" Conceive the procession of the goddess Nerthus, or Hertha, mother of the earth, passing through the sacred groves on the way to bless her children. Her ear is covered so that no eye shall behold her. The priest alone walking by the side is per- mitted to touch it. Wherever she passes holyday is kept. Arms are laid aside. Peace reigns absolute. No man may seek to slay his brother while she who blesses all alike is passing among her -children. Then, when she has once more been carried to her temple, in this water thou here seest, in this very lake, her car and its draperies are cleansed by slaves, who, after performing their office, are themselves thrown into the water and left to perish ; for they had laid hands on that which was holy, and even to-day, when we are half-hearted in defence of our adorations and rarely set up altars in our souls, that is a dangerous thing to do."
One of the most amusing scenes in the whole book describes bow Elizabeth and the Harvey-Brownes go over the Tagdschloss together with an unknown man, whom the caretaker imagines to be Elizabeth's husband. The public are not allowed to see over the castle unless they put on a pair of large grey slippers over their boots to prevent the possibility of their scratching the floors of the "princely apartments." The effect on the demeanour of each, of the consciousness of his or her ridiculous appearance, is delight- fully portrayed. Mrs. Harvey-Browne has by nature a very
standoffish manner—Elizabeth has not been able to resist the
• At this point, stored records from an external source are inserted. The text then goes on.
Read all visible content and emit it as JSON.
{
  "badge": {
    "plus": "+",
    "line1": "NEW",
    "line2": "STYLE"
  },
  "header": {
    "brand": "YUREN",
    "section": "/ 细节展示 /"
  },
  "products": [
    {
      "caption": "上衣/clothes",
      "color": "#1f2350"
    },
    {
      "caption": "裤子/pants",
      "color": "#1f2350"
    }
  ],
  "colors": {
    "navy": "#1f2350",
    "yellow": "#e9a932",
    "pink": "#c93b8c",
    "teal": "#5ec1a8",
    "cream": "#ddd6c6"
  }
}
temptation to overdraw the Bishop's wife—but the slippers work a wonderful change :—" The instant they were on her feet, stretching out in all their hugeness far beyond the frills of her skirt and obliging her to slide instead of walk, she became gracious. The smile with which she slid past me was amiable as well as deprecatory. They had apparently reduced her at once to the level of other sinful mortals." The fury of the poor lady when the unknown man endeavours to enter into discussion with her concerning the true nature of the Christian religion, and whether or no any considerable number of persons have ever really held it, is absurd; but it enables Elizabeth to frame a clever and sarcastic sentence in explanation of Mrs. Harvey-Browne's conduct : "'The lady,' I said, desirous of applying balm, is the wife of a clergyman' —(Heavens, if she heard me and is therefore afraid of
talking about things that must lead her on to sacred ground." We cannot resist making one more quotation, for in it we think we have found the key to Elizabeth's literary genius—
and defect. She has the true spirit of what, if we may coin a word, we will call the landscape-poet, but she has not the true spirit of the novelist. The drama of life is not for her its chief interest. Nature—the supreme scene-painter—takes her attention from the play. She is unsocial :—
"Oh blessed state, when mere quiet weather, trees and grass, sea and clouds, can make you forgot that life has anything in it but rapture, can make you drink in heaven with every breath ! How long will it last, this joy of living, this splendid ecstasy of the soul ? I am more afraid of losing this, of losing even a little of this, of having so much as the edge of its radiance dimmed, than of parting with any other earthly possession. And I think of Words- worth, its divine singer, who yet lost it so soon and could no longer see the splendour in the grass, the glory in the flower, and I ask myself with a siTaring heart if it faded so quickly for him who saw it and sang it by God's grace to such perfection, how long, oh how long does the common soul, half blind, half deaf, half dumb, keep its little, precious share ? "